TASK STATEMENT
Give back the full listing that follows exactly as it reads.

::::::::

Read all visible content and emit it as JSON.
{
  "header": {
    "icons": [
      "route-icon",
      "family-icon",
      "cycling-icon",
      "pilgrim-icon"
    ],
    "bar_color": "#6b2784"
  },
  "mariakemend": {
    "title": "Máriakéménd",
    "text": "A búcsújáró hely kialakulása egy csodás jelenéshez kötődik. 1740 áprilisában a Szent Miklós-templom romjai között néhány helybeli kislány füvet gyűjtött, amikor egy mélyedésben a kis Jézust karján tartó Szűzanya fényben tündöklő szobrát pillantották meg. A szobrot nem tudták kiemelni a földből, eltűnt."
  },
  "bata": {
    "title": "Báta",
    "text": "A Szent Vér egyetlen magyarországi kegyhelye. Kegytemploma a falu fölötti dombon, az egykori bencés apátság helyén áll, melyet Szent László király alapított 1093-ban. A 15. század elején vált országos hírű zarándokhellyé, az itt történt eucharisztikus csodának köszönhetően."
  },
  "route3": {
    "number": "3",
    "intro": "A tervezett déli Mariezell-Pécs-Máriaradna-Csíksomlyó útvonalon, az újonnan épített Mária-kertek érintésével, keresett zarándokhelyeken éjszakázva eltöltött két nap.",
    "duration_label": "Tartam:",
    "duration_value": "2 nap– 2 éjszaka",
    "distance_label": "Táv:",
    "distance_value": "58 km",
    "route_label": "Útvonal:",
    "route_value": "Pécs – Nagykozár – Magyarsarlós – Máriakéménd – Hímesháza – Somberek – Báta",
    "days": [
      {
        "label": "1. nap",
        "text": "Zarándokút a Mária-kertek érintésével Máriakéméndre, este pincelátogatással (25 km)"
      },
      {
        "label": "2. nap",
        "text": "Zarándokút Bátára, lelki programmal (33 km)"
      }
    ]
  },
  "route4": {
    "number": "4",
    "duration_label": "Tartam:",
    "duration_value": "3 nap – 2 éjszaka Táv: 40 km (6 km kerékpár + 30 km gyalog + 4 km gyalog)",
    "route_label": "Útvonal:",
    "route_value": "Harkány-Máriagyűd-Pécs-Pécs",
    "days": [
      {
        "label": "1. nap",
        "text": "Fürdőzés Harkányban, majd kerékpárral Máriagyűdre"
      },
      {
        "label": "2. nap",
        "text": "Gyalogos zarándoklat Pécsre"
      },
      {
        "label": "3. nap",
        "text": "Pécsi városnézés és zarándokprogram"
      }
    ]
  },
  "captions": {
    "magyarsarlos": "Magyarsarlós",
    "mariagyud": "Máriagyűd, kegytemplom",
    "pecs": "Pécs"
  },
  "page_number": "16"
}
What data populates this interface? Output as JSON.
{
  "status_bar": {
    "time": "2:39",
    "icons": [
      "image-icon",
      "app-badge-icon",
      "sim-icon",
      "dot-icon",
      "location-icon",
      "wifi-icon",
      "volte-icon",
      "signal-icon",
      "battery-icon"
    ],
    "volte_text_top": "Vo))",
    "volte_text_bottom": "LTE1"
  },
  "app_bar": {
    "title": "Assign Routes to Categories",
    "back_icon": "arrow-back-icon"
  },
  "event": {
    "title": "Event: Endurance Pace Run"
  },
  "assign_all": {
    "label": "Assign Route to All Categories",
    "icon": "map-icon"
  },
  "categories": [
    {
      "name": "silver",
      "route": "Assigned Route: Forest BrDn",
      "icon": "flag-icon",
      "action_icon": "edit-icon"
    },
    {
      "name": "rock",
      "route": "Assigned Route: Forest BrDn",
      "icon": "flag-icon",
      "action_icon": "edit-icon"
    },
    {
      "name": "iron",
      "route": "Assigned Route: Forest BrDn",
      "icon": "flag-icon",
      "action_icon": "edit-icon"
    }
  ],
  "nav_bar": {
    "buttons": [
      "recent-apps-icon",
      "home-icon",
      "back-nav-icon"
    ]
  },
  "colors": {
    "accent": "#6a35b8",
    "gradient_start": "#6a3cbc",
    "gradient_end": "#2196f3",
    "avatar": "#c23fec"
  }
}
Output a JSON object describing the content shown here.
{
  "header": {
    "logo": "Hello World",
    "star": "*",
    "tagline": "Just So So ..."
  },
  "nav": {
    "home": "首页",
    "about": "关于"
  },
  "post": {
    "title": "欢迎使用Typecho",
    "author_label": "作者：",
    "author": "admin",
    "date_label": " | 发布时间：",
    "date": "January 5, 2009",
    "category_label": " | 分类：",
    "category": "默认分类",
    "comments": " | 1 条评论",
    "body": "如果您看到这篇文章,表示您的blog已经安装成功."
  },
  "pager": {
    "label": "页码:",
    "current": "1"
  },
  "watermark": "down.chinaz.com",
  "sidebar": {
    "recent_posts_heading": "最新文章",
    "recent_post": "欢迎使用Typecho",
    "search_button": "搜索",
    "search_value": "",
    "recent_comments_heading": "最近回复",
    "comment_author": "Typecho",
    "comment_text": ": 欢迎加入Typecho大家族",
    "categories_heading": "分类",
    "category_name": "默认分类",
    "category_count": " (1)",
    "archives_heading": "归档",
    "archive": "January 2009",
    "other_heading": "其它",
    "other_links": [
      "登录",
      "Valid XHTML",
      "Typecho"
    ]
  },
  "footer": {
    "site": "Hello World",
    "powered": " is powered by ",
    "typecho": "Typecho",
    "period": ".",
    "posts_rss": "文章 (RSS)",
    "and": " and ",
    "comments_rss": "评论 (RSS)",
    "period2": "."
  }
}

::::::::

YOUR RESPONSE
Read all visible content and emit it as JSON.
{
  "header": {
    "icons": [
      "route-icon",
      "family-icon",
      "cycling-icon",
      "pilgrim-icon"
    ],
    "bar_color": "#6b2784"
  },
  "mariakemend": {
    "title": "Máriakéménd",
    "text": "A búcsújáró hely kialakulása egy csodás jelenéshez kötődik. 1740 áprilisában a Szent Miklós-templom romjai között néhány helybeli kislány füvet gyűjtött, amikor egy mélyedésben a kis Jézust karján tartó Szűzanya fényben tündöklő szobrát pillantották meg. A szobrot nem tudták kiemelni a földből, eltűnt."
  },
  "bata": {
    "title": "Báta",
    "text": "A Szent Vér egyetlen magyarországi kegyhelye. Kegytemploma a falu fölötti dombon, az egykori bencés apátság helyén áll, melyet Szent László király alapított 1093-ban. A 15. század elején vált országos hírű zarándokhellyé, az itt történt eucharisztikus csodának köszönhetően."
  },
  "route3": {
    "number": "3",
    "intro": "A tervezett déli Mariezell-Pécs-Máriaradna-Csíksomlyó útvonalon, az újonnan épített Mária-kertek érintésével, keresett zarándokhelyeken éjszakázva eltöltött két nap.",
    "duration_label": "Tartam:",
    "duration_value": "2 nap– 2 éjszaka",
    "distance_label": "Táv:",
    "distance_value": "58 km",
    "route_label": "Útvonal:",
    "route_value": "Pécs – Nagykozár – Magyarsarlós – Máriakéménd – Hímesháza – Somberek – Báta",
    "days": [
      {
        "label": "1. nap",
        "text": "Zarándokút a Mária-kertek érintésével Máriakéméndre, este pincelátogatással (25 km)"
      },
      {
        "label": "2. nap",
        "text": "Zarándokút Bátára, lelki programmal (33 km)"
      }
    ]
  },
  "route4": {
    "number": "4",
    "duration_label": "Tartam:",
    "duration_value": "3 nap – 2 éjszaka Táv: 40 km (6 km kerékpár + 30 km gyalog + 4 km gyalog)",
    "route_label": "Útvonal:",
    "route_value": "Harkány-Máriagyűd-Pécs-Pécs",
    "days": [
      {
        "label": "1. nap",
        "text": "Fürdőzés Harkányban, majd kerékpárral Máriagyűdre"
      },
      {
        "label": "2. nap",
        "text": "Gyalogos zarándoklat Pécsre"
      },
      {
        "label": "3. nap",
        "text": "Pécsi városnézés és zarándokprogram"
      }
    ]
  },
  "captions": {
    "magyarsarlos": "Magyarsarlós",
    "mariagyud": "Máriagyűd, kegytemplom",
    "pecs": "Pécs"
  },
  "page_number": "16"
}
What data populates this interface? Output as JSON.
{
  "status_bar": {
    "time": "2:39",
    "icons": [
      "image-icon",
      "app-badge-icon",
      "sim-icon",
      "dot-icon",
      "location-icon",
      "wifi-icon",
      "volte-icon",
      "signal-icon",
      "battery-icon"
    ],
    "volte_text_top": "Vo))",
    "volte_text_bottom": "LTE1"
  },
  "app_bar": {
    "title": "Assign Routes to Categories",
    "back_icon": "arrow-back-icon"
  },
  "event": {
    "title": "Event: Endurance Pace Run"
  },
  "assign_all": {
    "label": "Assign Route to All Categories",
    "icon": "map-icon"
  },
  "categories": [
    {
      "name": "silver",
      "route": "Assigned Route: Forest BrDn",
      "icon": "flag-icon",
      "action_icon": "edit-icon"
    },
    {
      "name": "rock",
      "route": "Assigned Route: Forest BrDn",
      "icon": "flag-icon",
      "action_icon": "edit-icon"
    },
    {
      "name": "iron",
      "route": "Assigned Route: Forest BrDn",
      "icon": "flag-icon",
      "action_icon": "edit-icon"
    }
  ],
  "nav_bar": {
    "buttons": [
      "recent-apps-icon",
      "home-icon",
      "back-nav-icon"
    ]
  },
  "colors": {
    "accent": "#6a35b8",
    "gradient_start": "#6a3cbc",
    "gradient_end": "#2196f3",
    "avatar": "#c23fec"
  }
}
Output a JSON object describing the content shown here.
{
  "header": {
    "logo": "Hello World",
    "star": "*",
    "tagline": "Just So So ..."
  },
  "nav": {
    "home": "首页",
    "about": "关于"
  },
  "post": {
    "title": "欢迎使用Typecho",
    "author_label": "作者：",
    "author": "admin",
    "date_label": " | 发布时间：",
    "date": "January 5, 2009",
    "category_label": " | 分类：",
    "category": "默认分类",
    "comments": " | 1 条评论",
    "body": "如果您看到这篇文章,表示您的blog已经安装成功."
  },
  "pager": {
    "label": "页码:",
    "current": "1"
  },
  "watermark": "down.chinaz.com",
  "sidebar": {
    "recent_posts_heading": "最新文章",
    "recent_post": "欢迎使用Typecho",
    "search_button": "搜索",
    "search_value": "",
    "recent_comments_heading": "最近回复",
    "comment_author": "Typecho",
    "comment_text": ": 欢迎加入Typecho大家族",
    "categories_heading": "分类",
    "category_name": "默认分类",
    "category_count": " (1)",
    "archives_heading": "归档",
    "archive": "January 2009",
    "other_heading": "其它",
    "other_links": [
      "登录",
      "Valid XHTML",
      "Typecho"
    ]
  },
  "footer": {
    "site": "Hello World",
    "powered": " is powered by ",
    "typecho": "Typecho",
    "period": ".",
    "posts_rss": "文章 (RSS)",
    "and": " and ",
    "comments_rss": "评论 (RSS)",
    "period2": "."
  }
}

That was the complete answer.